Democracy both means and requires so very much. But at a bare minimum, it means and requires that our political leaders show full respect for the will of voters. They must infallibly accept and faithfully ensure legal and peaceful transfers of power by honoring the results of democratic elections.
On January 6th, this bare minimum democratic expectation was brazenly violated in the United States for perhaps the first time in our troubled and tumultuous history. The President of the United States openly encouraged and then publicly applauded a violent assault on our nation’s Capitol and the people’s representatives in their task of finalizing the results of the 2020 presidential election. Every legal challenge to the current President’s defeat in that election has been rejected and exhausted. To claim that the election was fraudulent or stolen is to betray the democratic foundations of our Republic. To violently assault our seat of government in an effort to interrupt or even overturn a peaceful and legal transfer of power is to move into the realm of insurrection and sedition.
Democracy never finishes emerging. It is a set of actions, not a finished state of being. American democracy has always been incomplete. It has never worked for all of us. This week’s violent events show just how fragile and faulty our incomplete democracy is as well. Here at WCED, we remain committed to analyzing and understanding the many challenges to democratic emergence both at home and abroad. It is painfully obvious that we have a tremendous amount of urgent work to do.

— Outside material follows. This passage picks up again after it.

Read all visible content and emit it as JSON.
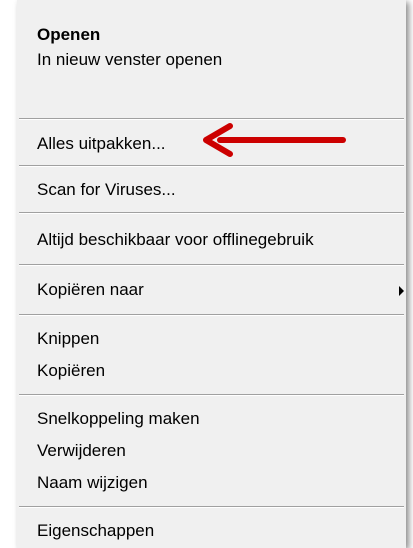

Ronald and Eileen Weiser Professor of Emerging Democracies
Director, Weiser Center for Emerging Democracies (WCED)
Professor of Political Science